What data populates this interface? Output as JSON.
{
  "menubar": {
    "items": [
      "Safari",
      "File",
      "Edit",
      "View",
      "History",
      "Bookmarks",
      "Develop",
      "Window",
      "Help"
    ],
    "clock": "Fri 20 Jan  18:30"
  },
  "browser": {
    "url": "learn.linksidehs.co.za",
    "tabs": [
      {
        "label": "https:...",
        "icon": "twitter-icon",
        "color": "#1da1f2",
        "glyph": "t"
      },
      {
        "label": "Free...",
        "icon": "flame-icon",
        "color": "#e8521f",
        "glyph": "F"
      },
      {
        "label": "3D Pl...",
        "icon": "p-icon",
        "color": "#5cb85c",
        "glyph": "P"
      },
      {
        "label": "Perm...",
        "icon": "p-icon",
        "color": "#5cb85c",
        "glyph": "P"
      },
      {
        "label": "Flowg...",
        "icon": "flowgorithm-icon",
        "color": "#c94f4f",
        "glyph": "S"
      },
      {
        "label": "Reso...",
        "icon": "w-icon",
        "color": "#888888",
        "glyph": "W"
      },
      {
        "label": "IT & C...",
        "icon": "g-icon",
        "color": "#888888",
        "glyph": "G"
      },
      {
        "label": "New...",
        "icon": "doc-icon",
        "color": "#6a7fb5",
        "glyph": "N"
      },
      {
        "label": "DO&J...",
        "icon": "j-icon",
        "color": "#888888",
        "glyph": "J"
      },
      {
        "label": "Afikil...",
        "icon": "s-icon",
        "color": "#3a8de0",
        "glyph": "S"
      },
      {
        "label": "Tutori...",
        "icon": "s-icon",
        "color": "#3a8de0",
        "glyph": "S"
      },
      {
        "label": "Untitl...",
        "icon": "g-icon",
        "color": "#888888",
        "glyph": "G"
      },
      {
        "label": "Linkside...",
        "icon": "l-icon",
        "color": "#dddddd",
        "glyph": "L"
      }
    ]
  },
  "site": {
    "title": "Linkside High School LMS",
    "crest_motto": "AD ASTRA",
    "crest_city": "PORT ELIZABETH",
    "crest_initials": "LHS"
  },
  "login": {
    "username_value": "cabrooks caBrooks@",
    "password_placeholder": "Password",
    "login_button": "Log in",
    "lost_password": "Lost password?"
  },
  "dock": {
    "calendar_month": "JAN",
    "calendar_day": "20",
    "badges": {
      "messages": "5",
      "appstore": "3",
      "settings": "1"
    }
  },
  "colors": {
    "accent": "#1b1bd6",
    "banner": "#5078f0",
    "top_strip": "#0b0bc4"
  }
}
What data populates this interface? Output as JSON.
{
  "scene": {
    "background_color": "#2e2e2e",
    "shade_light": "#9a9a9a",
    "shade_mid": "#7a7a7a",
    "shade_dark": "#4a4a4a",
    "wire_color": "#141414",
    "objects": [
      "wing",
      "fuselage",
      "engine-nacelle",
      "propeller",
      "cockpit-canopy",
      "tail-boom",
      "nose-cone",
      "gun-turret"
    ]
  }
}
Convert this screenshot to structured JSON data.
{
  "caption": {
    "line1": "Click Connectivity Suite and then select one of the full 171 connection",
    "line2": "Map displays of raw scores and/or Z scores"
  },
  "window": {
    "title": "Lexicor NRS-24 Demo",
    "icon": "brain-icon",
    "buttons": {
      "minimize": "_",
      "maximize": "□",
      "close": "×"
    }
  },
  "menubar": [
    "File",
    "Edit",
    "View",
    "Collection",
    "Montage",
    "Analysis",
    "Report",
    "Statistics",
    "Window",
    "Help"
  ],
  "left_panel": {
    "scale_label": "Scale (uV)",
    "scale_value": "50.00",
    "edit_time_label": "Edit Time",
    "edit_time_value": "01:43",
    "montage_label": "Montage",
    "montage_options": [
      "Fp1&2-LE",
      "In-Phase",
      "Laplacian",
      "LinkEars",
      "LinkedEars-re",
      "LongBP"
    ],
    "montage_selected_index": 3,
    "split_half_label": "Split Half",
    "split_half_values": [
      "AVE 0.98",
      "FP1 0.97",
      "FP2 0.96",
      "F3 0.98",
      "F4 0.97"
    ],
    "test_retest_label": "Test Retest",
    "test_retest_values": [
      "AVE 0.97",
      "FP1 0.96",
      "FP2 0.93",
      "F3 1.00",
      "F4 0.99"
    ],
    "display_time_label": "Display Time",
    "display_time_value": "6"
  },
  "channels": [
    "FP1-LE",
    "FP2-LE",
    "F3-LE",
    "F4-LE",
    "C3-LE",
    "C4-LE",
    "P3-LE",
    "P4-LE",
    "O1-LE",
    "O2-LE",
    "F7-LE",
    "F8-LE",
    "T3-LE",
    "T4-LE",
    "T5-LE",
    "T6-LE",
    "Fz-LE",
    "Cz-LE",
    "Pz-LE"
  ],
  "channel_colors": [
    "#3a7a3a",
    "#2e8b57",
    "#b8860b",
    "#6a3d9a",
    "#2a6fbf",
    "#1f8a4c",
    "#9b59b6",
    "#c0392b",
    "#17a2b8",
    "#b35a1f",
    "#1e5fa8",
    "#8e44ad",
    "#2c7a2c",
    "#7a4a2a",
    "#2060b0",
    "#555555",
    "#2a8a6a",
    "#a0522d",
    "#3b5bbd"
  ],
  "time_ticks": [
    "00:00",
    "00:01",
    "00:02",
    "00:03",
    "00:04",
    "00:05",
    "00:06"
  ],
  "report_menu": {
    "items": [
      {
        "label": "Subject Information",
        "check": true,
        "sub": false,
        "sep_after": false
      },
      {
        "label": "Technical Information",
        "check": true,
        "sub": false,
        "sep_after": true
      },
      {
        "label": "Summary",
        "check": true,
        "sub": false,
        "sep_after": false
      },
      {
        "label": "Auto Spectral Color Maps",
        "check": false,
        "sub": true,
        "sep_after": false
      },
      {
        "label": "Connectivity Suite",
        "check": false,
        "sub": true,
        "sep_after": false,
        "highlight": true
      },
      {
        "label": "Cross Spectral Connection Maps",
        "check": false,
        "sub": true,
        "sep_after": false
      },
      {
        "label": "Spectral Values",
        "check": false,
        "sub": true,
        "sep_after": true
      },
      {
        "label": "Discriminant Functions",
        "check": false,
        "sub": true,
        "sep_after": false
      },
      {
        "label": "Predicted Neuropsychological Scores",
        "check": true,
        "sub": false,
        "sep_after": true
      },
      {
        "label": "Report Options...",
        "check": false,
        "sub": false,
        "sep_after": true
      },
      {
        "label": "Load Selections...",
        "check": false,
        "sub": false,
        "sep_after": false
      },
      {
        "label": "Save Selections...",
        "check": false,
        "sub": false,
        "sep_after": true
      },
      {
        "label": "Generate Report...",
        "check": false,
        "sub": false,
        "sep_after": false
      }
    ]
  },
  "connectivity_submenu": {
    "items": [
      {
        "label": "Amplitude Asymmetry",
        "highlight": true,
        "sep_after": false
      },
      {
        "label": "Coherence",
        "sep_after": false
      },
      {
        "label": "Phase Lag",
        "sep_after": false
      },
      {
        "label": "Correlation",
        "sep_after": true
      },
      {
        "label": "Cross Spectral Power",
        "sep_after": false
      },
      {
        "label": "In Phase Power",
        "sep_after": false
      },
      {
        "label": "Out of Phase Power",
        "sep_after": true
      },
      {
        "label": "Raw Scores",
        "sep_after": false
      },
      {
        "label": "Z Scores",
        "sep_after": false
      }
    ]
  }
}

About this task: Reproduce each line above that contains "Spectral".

Exercise result:
        "label": "Auto Spectral Color Maps",
        "label": "Cross Spectral Connection Maps",
        "label": "Spectral Values",
        "label": "Cross Spectral Power",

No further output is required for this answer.